Pharmacogenomics allows health care providers to identify sources of an individual's profile of drug response and predict the best possible treatment option for this individual. For example, genomic tests are helping to identify cancers that have a good chance of responding to a particular medication or regimen. This technology has enabled the development of targeted therapies like Herceptin for metastatic breast cancer, Gleevec for chronic myeloid leukemia and Erbitux for metastatic colorectal cancer.
"FDA's efforts will bring us one step closer to 'personalizing' medical treatment," explained Janet Woodcock, M.D., Acting Deputy Commissioner for Operations, FDA. "This new technology will allow medicines to be uniquely crafted to maximize their therapeutic benefits and minimize their potential risks for each patient."
Instead of the standard hit-or-miss approach to treating patients, where it can take multiple attempts to find the right drug and the right dose, doctors will eventually be able to analyze a patient's genetic profile and prescribe the best available drug therapy and dose from the start. Both the guidance and a new Web page are part of a broad effort underway at FDA to foster pharmacogenomics during drug development.

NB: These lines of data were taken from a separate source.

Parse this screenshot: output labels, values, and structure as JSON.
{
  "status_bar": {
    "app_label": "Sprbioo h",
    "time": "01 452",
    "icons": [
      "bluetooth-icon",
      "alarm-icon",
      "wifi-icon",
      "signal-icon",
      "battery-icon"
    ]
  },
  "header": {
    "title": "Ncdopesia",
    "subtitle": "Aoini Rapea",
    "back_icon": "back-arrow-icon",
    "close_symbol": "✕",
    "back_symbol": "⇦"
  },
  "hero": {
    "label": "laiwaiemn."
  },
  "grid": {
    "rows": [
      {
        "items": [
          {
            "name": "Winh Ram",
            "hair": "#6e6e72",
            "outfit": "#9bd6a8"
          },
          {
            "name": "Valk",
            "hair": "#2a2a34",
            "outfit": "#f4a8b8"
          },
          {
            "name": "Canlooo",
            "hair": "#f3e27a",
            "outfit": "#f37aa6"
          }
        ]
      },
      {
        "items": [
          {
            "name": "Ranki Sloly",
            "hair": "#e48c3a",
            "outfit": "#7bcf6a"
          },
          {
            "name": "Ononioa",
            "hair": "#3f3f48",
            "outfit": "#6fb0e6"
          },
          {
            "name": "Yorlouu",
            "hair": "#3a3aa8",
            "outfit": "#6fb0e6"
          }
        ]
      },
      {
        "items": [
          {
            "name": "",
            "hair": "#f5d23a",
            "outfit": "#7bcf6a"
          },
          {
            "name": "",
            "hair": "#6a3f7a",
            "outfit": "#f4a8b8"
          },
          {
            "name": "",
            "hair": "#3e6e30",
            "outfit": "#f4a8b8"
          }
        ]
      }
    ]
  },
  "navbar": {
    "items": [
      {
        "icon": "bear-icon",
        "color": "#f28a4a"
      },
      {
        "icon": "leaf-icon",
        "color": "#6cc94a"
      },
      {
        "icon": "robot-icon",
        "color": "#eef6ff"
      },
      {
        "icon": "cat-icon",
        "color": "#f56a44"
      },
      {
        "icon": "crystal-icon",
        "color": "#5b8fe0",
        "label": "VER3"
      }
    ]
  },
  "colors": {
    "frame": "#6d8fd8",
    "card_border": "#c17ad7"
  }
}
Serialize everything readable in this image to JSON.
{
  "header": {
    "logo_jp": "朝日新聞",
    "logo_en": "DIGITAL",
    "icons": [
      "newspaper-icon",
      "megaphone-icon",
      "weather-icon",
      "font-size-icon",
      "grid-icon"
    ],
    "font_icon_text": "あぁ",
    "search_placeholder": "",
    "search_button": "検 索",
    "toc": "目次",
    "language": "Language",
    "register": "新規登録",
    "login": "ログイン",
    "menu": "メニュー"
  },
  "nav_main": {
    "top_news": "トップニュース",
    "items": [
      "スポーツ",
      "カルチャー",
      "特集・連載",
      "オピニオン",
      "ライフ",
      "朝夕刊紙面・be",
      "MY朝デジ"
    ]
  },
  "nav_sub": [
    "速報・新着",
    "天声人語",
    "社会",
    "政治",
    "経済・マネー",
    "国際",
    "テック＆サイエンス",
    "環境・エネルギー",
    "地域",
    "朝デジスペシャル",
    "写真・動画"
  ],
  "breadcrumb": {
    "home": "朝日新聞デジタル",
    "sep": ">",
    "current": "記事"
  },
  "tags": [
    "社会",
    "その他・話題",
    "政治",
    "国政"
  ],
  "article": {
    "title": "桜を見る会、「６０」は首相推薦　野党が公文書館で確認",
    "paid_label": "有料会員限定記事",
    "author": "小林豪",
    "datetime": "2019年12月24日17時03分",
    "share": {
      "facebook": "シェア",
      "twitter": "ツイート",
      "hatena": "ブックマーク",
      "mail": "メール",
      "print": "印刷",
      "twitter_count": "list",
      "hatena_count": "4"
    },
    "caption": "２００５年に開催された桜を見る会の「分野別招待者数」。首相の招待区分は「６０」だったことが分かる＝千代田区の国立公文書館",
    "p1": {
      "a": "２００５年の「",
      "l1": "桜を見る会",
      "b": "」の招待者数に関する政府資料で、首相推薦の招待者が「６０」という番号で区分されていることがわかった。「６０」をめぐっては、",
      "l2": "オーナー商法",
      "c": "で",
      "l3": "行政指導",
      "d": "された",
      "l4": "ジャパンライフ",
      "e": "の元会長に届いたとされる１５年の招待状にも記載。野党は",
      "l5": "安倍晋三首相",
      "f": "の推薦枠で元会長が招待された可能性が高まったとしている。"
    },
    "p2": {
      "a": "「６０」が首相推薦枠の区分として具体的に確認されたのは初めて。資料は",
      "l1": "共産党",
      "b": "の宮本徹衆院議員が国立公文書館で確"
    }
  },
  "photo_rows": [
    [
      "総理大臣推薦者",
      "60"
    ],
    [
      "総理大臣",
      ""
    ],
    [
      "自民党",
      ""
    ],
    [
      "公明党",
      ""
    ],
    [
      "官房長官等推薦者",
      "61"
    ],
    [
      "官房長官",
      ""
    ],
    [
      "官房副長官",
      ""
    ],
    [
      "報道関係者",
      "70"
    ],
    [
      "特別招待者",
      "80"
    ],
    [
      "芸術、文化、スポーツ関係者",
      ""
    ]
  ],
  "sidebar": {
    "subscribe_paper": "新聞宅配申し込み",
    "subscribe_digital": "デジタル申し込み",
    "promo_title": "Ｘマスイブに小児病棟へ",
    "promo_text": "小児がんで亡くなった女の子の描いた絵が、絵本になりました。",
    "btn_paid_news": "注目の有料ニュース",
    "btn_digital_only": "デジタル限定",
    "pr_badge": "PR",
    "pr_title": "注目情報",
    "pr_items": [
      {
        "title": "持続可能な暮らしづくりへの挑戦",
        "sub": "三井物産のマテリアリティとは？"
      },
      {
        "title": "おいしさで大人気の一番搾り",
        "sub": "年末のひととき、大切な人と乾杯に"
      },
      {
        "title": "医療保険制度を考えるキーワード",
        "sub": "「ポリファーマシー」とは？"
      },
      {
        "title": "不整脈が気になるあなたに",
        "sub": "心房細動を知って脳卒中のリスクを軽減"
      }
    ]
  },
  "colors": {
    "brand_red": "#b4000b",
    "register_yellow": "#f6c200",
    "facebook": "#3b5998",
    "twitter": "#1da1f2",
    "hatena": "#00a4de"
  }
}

FDA also recently approved the first laboratory test, the Amplichip Cytochrome P450 Genotyping Test, which will enable physicians to use genetic information to select the right doses of certain medications for cardiac, psychiatric diseases and cancer.
"We hope ultimately to bring pharmacogenomics, a way in which to foster the personalizing of medicine, to every healthcare professional's prescription pad for the benefit of their patients and U.S. consumers," said Dr. Woodc